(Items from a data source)
_ _ _ _ _

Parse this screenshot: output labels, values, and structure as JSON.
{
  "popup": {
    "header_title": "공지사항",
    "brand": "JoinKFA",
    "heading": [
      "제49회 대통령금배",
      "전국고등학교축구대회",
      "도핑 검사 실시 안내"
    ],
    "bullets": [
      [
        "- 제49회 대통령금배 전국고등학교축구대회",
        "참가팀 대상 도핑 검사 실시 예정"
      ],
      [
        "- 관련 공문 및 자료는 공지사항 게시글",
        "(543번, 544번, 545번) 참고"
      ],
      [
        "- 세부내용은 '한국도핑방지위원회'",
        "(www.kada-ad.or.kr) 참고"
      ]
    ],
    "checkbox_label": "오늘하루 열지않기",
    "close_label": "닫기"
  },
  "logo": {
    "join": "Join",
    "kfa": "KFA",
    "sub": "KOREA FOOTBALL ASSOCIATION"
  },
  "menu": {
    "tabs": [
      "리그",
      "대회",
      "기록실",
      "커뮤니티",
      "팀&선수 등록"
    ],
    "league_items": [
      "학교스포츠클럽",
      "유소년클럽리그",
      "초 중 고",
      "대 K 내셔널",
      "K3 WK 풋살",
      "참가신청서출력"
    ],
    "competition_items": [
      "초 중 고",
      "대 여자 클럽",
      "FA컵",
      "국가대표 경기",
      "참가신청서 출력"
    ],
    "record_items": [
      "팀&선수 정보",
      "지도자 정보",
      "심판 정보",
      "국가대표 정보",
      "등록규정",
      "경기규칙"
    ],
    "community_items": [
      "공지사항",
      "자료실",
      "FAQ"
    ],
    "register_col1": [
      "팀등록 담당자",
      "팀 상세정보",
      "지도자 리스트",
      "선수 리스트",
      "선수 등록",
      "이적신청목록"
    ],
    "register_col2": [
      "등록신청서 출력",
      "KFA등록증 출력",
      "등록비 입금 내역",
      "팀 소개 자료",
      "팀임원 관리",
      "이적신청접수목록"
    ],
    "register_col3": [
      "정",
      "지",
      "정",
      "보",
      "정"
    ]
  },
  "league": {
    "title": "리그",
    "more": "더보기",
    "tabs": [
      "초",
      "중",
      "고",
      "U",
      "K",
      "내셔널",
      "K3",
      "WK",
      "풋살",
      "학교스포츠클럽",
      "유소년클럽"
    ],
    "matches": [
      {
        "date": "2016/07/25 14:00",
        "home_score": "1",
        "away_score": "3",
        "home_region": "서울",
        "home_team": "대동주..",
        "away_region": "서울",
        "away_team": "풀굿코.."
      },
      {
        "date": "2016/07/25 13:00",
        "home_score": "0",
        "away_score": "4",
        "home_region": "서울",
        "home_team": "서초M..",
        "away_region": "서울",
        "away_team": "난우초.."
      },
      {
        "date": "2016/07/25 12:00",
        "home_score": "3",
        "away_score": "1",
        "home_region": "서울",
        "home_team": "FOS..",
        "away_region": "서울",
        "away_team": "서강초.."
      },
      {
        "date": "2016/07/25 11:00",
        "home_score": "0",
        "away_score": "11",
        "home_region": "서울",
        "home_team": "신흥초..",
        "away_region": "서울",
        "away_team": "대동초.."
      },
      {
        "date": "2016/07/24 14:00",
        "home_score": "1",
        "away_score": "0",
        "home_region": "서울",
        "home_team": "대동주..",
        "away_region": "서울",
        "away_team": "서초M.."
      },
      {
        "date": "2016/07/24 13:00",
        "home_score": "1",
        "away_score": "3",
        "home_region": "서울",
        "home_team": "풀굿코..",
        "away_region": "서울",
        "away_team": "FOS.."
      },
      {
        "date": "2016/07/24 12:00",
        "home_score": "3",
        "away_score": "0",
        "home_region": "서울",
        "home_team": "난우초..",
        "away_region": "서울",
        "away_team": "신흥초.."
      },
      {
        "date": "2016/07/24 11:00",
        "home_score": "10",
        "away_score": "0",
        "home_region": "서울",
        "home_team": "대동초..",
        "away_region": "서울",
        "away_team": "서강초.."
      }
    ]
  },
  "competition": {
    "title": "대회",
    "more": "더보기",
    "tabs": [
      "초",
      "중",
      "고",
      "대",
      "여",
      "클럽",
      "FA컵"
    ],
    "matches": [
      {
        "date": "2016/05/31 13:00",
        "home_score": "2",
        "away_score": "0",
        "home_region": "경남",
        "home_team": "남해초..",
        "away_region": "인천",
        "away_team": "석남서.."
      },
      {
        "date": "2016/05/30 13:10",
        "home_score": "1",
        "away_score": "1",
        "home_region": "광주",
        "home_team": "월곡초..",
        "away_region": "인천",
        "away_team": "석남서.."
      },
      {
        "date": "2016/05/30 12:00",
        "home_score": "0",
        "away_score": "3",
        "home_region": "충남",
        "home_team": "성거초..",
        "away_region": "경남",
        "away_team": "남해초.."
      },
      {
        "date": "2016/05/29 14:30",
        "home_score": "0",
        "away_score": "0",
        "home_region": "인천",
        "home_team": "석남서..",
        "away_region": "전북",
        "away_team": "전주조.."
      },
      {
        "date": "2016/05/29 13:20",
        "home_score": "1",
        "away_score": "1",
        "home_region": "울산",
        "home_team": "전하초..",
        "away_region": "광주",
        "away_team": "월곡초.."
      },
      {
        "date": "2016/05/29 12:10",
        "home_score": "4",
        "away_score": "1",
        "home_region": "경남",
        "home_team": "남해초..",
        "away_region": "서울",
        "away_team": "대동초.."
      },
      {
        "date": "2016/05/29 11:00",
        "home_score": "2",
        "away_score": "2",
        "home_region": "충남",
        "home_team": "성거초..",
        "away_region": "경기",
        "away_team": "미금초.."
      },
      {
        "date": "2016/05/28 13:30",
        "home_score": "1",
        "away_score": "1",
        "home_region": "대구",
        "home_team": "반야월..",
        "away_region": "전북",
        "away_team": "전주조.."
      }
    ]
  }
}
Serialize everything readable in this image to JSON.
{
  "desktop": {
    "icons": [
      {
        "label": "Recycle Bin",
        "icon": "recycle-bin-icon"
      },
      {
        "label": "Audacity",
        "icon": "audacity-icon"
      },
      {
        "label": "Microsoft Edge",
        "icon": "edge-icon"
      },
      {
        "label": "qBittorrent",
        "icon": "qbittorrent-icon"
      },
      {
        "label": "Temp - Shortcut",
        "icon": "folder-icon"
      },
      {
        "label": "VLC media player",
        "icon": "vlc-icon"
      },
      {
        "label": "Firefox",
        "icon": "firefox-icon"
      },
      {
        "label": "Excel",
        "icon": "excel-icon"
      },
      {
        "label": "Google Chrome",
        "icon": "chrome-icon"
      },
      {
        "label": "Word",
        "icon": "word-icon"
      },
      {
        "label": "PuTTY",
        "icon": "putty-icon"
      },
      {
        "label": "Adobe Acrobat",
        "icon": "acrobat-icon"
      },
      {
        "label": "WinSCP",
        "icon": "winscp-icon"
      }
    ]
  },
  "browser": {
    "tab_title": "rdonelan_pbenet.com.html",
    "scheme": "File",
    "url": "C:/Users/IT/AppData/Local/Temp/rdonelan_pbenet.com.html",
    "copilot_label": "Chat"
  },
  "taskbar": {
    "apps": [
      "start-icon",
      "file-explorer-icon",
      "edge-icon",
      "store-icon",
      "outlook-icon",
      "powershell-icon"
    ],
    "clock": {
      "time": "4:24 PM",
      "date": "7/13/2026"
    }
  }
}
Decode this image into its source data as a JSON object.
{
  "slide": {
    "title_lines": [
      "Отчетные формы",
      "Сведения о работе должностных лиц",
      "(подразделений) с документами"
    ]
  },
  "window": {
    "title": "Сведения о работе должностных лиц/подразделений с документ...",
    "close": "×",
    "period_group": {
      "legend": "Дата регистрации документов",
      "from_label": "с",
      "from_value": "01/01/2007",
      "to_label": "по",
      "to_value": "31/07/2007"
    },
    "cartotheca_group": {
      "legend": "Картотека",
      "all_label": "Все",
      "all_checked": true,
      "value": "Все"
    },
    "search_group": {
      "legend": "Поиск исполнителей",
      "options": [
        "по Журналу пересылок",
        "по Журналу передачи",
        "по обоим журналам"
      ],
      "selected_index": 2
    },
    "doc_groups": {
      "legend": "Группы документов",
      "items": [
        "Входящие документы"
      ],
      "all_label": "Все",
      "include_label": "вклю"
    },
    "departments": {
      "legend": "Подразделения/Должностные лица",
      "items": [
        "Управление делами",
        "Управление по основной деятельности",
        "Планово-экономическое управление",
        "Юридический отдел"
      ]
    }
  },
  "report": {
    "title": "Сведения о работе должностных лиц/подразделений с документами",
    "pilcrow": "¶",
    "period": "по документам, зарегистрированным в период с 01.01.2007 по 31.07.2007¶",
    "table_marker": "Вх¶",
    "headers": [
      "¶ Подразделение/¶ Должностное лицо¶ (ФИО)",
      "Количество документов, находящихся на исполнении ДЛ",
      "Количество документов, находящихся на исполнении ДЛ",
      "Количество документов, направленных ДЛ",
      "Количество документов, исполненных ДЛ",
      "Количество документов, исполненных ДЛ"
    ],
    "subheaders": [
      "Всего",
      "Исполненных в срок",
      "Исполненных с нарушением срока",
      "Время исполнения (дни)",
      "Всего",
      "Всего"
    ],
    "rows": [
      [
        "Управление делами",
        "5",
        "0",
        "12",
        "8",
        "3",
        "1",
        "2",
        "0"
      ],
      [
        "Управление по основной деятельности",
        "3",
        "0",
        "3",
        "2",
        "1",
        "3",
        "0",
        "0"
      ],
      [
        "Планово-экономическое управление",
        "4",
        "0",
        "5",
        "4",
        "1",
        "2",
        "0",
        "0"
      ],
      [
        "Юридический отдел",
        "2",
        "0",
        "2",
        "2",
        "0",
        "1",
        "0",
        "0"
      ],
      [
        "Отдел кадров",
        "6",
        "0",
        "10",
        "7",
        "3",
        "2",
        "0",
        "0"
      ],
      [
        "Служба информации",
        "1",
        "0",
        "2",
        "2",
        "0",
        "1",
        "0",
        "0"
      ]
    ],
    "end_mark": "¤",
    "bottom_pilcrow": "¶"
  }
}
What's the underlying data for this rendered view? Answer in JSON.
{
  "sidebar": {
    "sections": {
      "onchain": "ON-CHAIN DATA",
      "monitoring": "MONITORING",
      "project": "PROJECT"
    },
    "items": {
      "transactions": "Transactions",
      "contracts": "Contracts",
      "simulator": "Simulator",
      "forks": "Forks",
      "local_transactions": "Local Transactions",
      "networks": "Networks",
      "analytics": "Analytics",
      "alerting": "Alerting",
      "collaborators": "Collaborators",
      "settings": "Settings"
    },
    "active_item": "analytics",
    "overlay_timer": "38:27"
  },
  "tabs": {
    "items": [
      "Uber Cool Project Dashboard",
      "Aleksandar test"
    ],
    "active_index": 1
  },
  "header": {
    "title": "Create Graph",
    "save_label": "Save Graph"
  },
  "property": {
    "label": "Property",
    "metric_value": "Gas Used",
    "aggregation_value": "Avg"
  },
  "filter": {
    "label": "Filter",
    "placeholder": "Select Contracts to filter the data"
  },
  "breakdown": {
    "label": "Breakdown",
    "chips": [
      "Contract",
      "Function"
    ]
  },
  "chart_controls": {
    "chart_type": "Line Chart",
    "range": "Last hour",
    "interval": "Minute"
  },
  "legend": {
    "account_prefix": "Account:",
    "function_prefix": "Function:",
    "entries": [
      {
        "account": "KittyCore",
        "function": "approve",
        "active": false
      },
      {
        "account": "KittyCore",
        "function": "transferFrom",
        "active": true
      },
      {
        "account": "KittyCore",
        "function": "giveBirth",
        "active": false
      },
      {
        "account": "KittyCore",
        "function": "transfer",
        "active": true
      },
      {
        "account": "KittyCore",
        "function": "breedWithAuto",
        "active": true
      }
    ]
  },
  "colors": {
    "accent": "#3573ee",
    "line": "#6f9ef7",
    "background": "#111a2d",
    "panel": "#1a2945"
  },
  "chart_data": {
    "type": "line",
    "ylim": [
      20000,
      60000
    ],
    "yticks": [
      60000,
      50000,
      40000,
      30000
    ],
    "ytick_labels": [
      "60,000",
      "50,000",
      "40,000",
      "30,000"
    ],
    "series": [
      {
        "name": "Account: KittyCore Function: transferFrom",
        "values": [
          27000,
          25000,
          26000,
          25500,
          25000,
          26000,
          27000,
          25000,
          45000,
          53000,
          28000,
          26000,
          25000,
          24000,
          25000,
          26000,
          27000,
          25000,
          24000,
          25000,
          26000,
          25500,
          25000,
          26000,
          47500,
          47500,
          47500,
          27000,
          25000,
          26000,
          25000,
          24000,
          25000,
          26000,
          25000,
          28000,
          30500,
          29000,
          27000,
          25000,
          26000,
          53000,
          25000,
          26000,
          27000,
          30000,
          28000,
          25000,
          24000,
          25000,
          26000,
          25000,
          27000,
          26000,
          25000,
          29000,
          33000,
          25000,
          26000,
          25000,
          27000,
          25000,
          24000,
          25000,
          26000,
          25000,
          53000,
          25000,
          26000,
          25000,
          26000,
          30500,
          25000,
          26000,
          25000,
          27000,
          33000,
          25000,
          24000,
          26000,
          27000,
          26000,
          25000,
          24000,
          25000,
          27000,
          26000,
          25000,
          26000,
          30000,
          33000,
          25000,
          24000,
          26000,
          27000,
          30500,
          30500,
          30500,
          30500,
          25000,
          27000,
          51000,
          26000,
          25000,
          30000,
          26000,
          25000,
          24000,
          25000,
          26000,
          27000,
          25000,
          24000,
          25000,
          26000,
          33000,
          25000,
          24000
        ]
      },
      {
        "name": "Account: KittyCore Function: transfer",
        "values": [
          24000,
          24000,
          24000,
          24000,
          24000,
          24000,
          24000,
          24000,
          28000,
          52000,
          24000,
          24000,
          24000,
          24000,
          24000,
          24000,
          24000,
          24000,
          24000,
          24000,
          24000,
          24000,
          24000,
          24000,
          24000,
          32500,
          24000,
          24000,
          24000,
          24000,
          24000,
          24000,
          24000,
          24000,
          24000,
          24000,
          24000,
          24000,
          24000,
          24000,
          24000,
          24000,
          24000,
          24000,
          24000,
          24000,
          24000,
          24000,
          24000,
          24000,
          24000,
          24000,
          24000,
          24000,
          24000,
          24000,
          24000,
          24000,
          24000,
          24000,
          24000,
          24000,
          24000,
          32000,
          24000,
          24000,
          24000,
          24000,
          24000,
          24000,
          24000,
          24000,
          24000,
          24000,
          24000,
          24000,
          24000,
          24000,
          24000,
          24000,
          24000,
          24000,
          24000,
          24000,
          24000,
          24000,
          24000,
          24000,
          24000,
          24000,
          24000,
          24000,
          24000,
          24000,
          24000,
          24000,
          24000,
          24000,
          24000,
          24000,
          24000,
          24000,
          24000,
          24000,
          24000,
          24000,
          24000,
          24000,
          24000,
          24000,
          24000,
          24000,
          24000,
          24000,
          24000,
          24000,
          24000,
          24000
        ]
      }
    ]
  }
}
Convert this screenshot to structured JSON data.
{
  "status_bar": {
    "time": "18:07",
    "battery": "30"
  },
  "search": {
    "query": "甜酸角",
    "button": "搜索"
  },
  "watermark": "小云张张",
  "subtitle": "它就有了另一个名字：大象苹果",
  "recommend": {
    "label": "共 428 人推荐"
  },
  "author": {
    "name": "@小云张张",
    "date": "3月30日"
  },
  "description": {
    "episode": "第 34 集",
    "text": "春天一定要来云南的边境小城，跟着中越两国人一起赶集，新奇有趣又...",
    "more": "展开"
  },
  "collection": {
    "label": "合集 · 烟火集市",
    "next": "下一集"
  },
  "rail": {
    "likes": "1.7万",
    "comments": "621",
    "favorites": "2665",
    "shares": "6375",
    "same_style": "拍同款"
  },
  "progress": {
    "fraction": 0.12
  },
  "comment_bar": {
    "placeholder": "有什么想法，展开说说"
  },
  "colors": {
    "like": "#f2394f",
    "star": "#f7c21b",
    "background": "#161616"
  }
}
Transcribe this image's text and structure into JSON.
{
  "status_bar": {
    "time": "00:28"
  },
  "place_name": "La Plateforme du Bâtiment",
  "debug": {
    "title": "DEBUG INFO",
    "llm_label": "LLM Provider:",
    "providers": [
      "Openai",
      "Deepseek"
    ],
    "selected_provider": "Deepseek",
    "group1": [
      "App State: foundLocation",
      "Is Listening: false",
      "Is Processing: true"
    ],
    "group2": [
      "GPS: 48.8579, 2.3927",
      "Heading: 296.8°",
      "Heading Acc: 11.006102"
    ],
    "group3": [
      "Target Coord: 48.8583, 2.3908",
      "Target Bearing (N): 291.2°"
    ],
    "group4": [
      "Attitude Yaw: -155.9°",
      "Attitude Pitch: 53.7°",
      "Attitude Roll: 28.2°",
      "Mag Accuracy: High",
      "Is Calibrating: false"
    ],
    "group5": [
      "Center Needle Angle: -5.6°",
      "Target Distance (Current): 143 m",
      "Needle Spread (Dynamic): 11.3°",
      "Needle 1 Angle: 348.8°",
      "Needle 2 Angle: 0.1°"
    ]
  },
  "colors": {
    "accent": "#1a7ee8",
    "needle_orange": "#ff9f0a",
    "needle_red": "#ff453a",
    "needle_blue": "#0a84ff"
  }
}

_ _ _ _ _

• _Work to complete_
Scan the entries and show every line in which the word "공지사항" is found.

• _Task output_
    "header_title": "공지사항",
        "- 관련 공문 및 자료는 공지사항 게시글",
      "공지사항",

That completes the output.